Task details: The whole listing is to be repeated exactly. Add nothing.

Exercise materials:

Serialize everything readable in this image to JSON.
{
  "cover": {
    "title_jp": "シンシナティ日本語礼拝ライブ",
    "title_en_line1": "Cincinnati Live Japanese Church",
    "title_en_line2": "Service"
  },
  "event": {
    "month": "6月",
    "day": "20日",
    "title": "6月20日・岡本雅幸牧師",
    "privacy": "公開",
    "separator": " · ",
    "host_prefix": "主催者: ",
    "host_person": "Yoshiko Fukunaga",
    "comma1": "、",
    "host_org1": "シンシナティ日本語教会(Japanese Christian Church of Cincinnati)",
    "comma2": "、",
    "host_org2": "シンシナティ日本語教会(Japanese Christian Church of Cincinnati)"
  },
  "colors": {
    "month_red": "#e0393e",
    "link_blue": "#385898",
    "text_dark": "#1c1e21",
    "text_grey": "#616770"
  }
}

Task response:
Serialize everything readable in this image to JSON.
{
  "cover": {
    "title_jp": "シンシナティ日本語礼拝ライブ",
    "title_en_line1": "Cincinnati Live Japanese Church",
    "title_en_line2": "Service"
  },
  "event": {
    "month": "6月",
    "day": "20日",
    "title": "6月20日・岡本雅幸牧師",
    "privacy": "公開",
    "separator": " · ",
    "host_prefix": "主催者: ",
    "host_person": "Yoshiko Fukunaga",
    "comma1": "、",
    "host_org1": "シンシナティ日本語教会(Japanese Christian Church of Cincinnati)",
    "comma2": "、",
    "host_org2": "シンシナティ日本語教会(Japanese Christian Church of Cincinnati)"
  },
  "colors": {
    "month_red": "#e0393e",
    "link_blue": "#385898",
    "text_dark": "#1c1e21",
    "text_grey": "#616770"
  }
}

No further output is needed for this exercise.